  • Botany

    Fruits, flowers, stems, and roots — what do we eat? And what do plants eat? This book has a large collection of activities that uses the produce section of the supermarket as well as school yard to explore the nature of plants around us. Students make experiments, and then they eat them…at least some of them.

  • Dissections

    This book presents two class experiments: an owl pellet dissection and a squid dissection with accompanying activities.

    Owl pellets allow students to solve the mystery of the owl food chain, explore the backyard circle of life, and learn how to read a skull.

    Squid are one of the few animals that are easily dissectible and available frozen in a local supermarket with all their internal organs intact. Squids are small, cheap, easy to cut with a pair of scissors, and don’t have too many parts to identify.

    If dissecting is objectionable, there are other parts of the activities including poetry and word puzzles.

  • Patterns in Nature

    The Supermarket Science Patterns in Nature book was developed to foster scientific inquiry and support guided exploration of the visual patterns found in the world all around us: from branches of trees to cracks in the pavement. Within nature, many similar patterns can be seen in objects of widely differing sizes and materials. Often, objects with similar patterns possess an underlying similarity of construction. In these activities, which differ by grade level, students are asked to analyze visual data and reach a scientific conclusion through logical reasoning. (Available on Amazon).

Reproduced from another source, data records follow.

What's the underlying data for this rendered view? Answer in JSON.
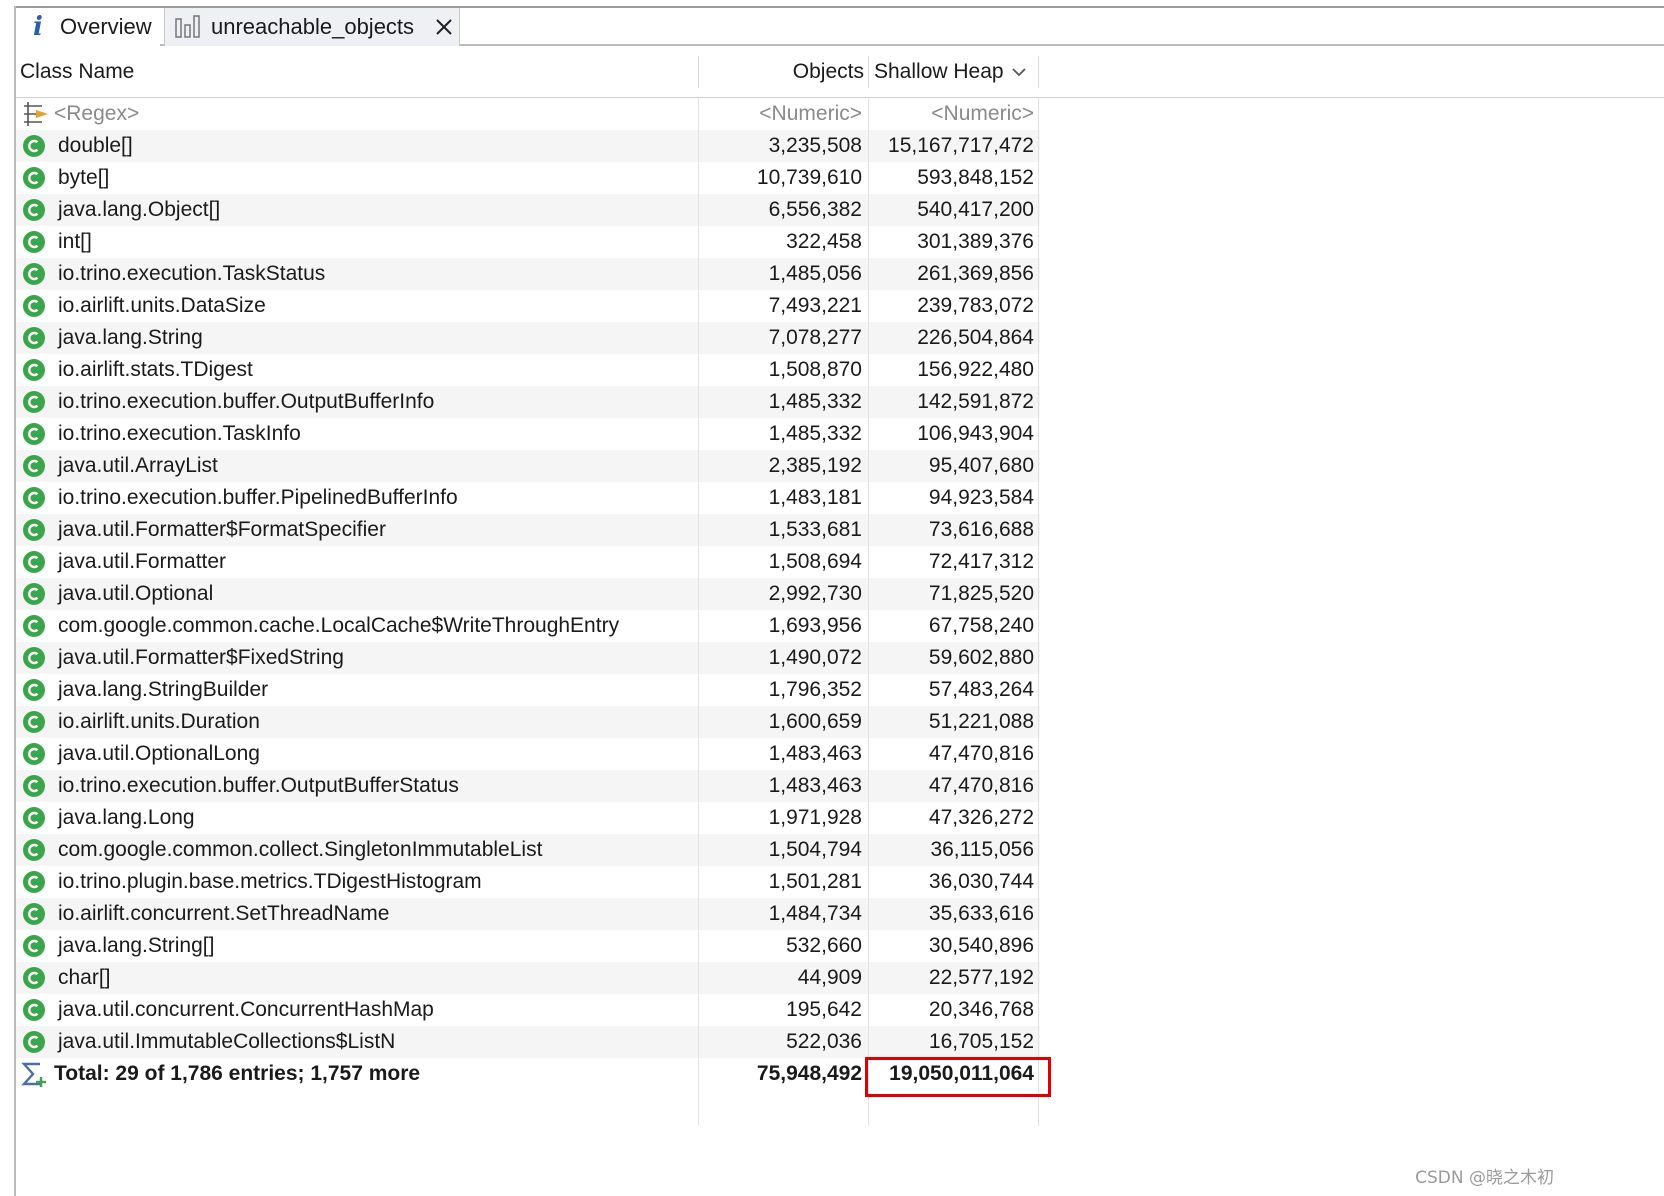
{
  "tabs": [
    {
      "label": "Overview",
      "icon": "info-icon"
    },
    {
      "label": "unreachable_objects",
      "icon": "histogram-icon",
      "closable": true
    }
  ],
  "columns": {
    "class_name": "Class Name",
    "objects": "Objects",
    "shallow_heap": "Shallow Heap"
  },
  "filter_row": {
    "class_name": "<Regex>",
    "objects": "<Numeric>",
    "shallow_heap": "<Numeric>"
  },
  "rows": [
    {
      "name": "double[]",
      "objects": "3,235,508",
      "shallow": "15,167,717,472"
    },
    {
      "name": "byte[]",
      "objects": "10,739,610",
      "shallow": "593,848,152"
    },
    {
      "name": "java.lang.Object[]",
      "objects": "6,556,382",
      "shallow": "540,417,200"
    },
    {
      "name": "int[]",
      "objects": "322,458",
      "shallow": "301,389,376"
    },
    {
      "name": "io.trino.execution.TaskStatus",
      "objects": "1,485,056",
      "shallow": "261,369,856"
    },
    {
      "name": "io.airlift.units.DataSize",
      "objects": "7,493,221",
      "shallow": "239,783,072"
    },
    {
      "name": "java.lang.String",
      "objects": "7,078,277",
      "shallow": "226,504,864"
    },
    {
      "name": "io.airlift.stats.TDigest",
      "objects": "1,508,870",
      "shallow": "156,922,480"
    },
    {
      "name": "io.trino.execution.buffer.OutputBufferInfo",
      "objects": "1,485,332",
      "shallow": "142,591,872"
    },
    {
      "name": "io.trino.execution.TaskInfo",
      "objects": "1,485,332",
      "shallow": "106,943,904"
    },
    {
      "name": "java.util.ArrayList",
      "objects": "2,385,192",
      "shallow": "95,407,680"
    },
    {
      "name": "io.trino.execution.buffer.PipelinedBufferInfo",
      "objects": "1,483,181",
      "shallow": "94,923,584"
    },
    {
      "name": "java.util.Formatter$FormatSpecifier",
      "objects": "1,533,681",
      "shallow": "73,616,688"
    },
    {
      "name": "java.util.Formatter",
      "objects": "1,508,694",
      "shallow": "72,417,312"
    },
    {
      "name": "java.util.Optional",
      "objects": "2,992,730",
      "shallow": "71,825,520"
    },
    {
      "name": "com.google.common.cache.LocalCache$WriteThroughEntry",
      "objects": "1,693,956",
      "shallow": "67,758,240"
    },
    {
      "name": "java.util.Formatter$FixedString",
      "objects": "1,490,072",
      "shallow": "59,602,880"
    },
    {
      "name": "java.lang.StringBuilder",
      "objects": "1,796,352",
      "shallow": "57,483,264"
    },
    {
      "name": "io.airlift.units.Duration",
      "objects": "1,600,659",
      "shallow": "51,221,088"
    },
    {
      "name": "java.util.OptionalLong",
      "objects": "1,483,463",
      "shallow": "47,470,816"
    },
    {
      "name": "io.trino.execution.buffer.OutputBufferStatus",
      "objects": "1,483,463",
      "shallow": "47,470,816"
    },
    {
      "name": "java.lang.Long",
      "objects": "1,971,928",
      "shallow": "47,326,272"
    },
    {
      "name": "com.google.common.collect.SingletonImmutableList",
      "objects": "1,504,794",
      "shallow": "36,115,056"
    },
    {
      "name": "io.trino.plugin.base.metrics.TDigestHistogram",
      "objects": "1,501,281",
      "shallow": "36,030,744"
    },
    {
      "name": "io.airlift.concurrent.SetThreadName",
      "objects": "1,484,734",
      "shallow": "35,633,616"
    },
    {
      "name": "java.lang.String[]",
      "objects": "532,660",
      "shallow": "30,540,896"
    },
    {
      "name": "char[]",
      "objects": "44,909",
      "shallow": "22,577,192"
    },
    {
      "name": "java.util.concurrent.ConcurrentHashMap",
      "objects": "195,642",
      "shallow": "20,346,768"
    },
    {
      "name": "java.util.ImmutableCollections$ListN",
      "objects": "522,036",
      "shallow": "16,705,152"
    }
  ],
  "total": {
    "label": "Total: 29 of 1,786 entries; 1,757 more",
    "objects": "75,948,492",
    "shallow": "19,050,011,064"
  },
  "watermark": "CSDN @晓之木初",
  "colors": {
    "class_icon": "#3aa54a",
    "highlight": "#e00000",
    "accent": "#2a5fb0"
  }
}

  • Volcano

    The presentation by the Science Buddies not only introduced exciting science concepts to my 3rd grade students, but it inspired them to create their own science experiments. Lisa McLaughlin, 3rd grade elementary school teacher

    Activities include creating volcanoes in the classroom, generating topological maps, and telling stories about peoples who live in the shadow of a natural disaster. They link science, art, and writing in an enjoyable month-long unit.

  • Water & Soil

    Even when the water looks completely clear, it may be contaminated. Soil is dirt, but what does it mean for it to be dirty? Simple tests provide hands-on experience with water and soil. Two classes of contaminants are explored: chemical and biological. Students learn how to test water in backyard puddles, streams, and sinks. They also learn to distinguish between contaminants and additives and to identify their sources.

  • Zoo Activities

    This was the best way of introducing chemistry into my 5th grade science curriculum. The kids had a blast and learned a lot. Lloyd Schine, 5th grade elementary school teacher

    Many elementary school students visit zoos. This books aims to make those field trips more science focused as well as fun. Never visit the zoo the same way again!

  • Animal Adaptations

    Zoo field trip activities with a focus on adaptations.

  • Animal Africa

    Zoo field trip activities with a focus on African animals.

  • Animal Conservation

    Zoo field trip activities with a focus on conservation and environment.

  • Animal Habitat

    Zoo field trip activities with a focus on understanding habitats.

  • Animal Primates

    Zoo field trip activities with a focus on primates.

  • Book of Activity Cards

    A large collection of science cards for use with Supermarket Science Books. The cards are used in different ways by different grade levels. For example, younger students might be asked to sort cards by the size of the animal, while older students might be asked to sort them by habitats.